22 Clearly, there is no greater honor, no higher aim, than heeding James’ counsel to “draw close to God.” (James 4:8) May we do so by progressing in our knowledge of God, by seeking to express our love for him more and more, and by developing intimacy with him in our prayers. Throughout the year 2003, while we keep in mind James 4:8 as the yeartext, let us continue to examine ourselves as to whether we are indeed drawing close to Jehovah. What, though, about the latter part of that statement? In what sense will Jehovah “draw close to you,” bringing what blessings? The following article will take up this matter.

Do You Recall?

• Why is drawing close to Jehovah something to take seriously?

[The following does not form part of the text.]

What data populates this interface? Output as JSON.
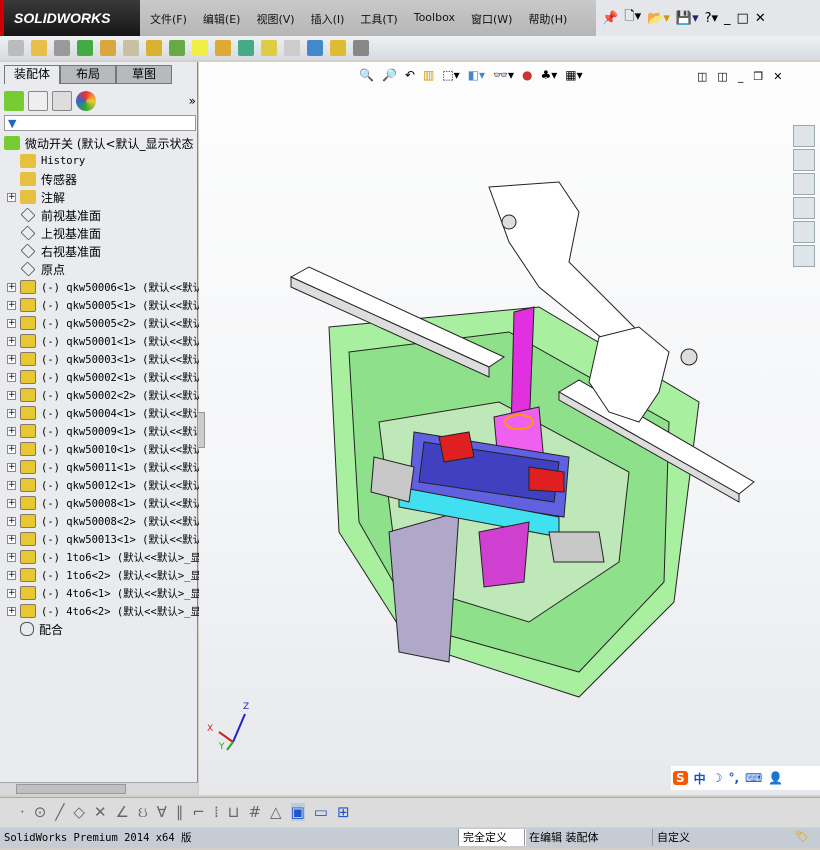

• What are some goals we might set in regard to taking in knowledge of Jehovah?

• How can we demonstrate that we have genuine love for Jehovah?

• In what ways might we build greater intimacy with Jehovah in prayer?

[Study Questions]

1, 2. (a) What claim do humans often make? (b) What exhortation did James give, and why was it needed?

3, 4. (a) Of what might some of James’ first-century readers have been reminded by the expression “draw close to God”? (b) Why may we be assured that approach to God is possible?

5, 6. How does the example of young Samuel illustrate what is involved in “taking in knowledge” of God?

7, 8. (a) Why should we not be intimidated by the Bible’s deeper teachings? (b) What are some deep truths of God’s Word that we would do well to study?

9, 10. (a) Why is pride dangerous, and what will help us to avoid it? (b) When it comes to the knowledge of Jehovah, why should we strive to be humble?

11, 12. (a) How should the knowledge we take in regarding Jehovah affect us? (b) What determines whether a person’s love for God is genuine?

13. How will godly fear help us to demonstrate our love for Jehovah?

14, 15. (a) What are some of the decisions we face in everyday life? (b) How can we make decisions in a way that reflects our godly fear?

16. By giving to Jehovah, what can we never accomplish, yet what may we always succeed in doing?

17. What can motivate us to give cheerfully to Jehovah?

18. Why is it worthwhile to consider how to improve the quality of our prayers?

19, 20. Why meditate before we pray, and what are some fitting subjects for such meditation?

21. Studying what Scriptural examples might help us when we approach Jehovah in prayer?

22. What is the yeartext for 2003, and what might we ask ourselves from time to time throughout the year?

[Blurb on page 12]

The yeartext for 2003 will be: “Draw close to God, and he will draw close to you.”—James 4:8.

[Picture on page 8, 9]

As he matured, Samuel came to know Jehovah intimately

[Picture on page 12]

The prayer that Elijah uttered on Mount Carmel is a good example for us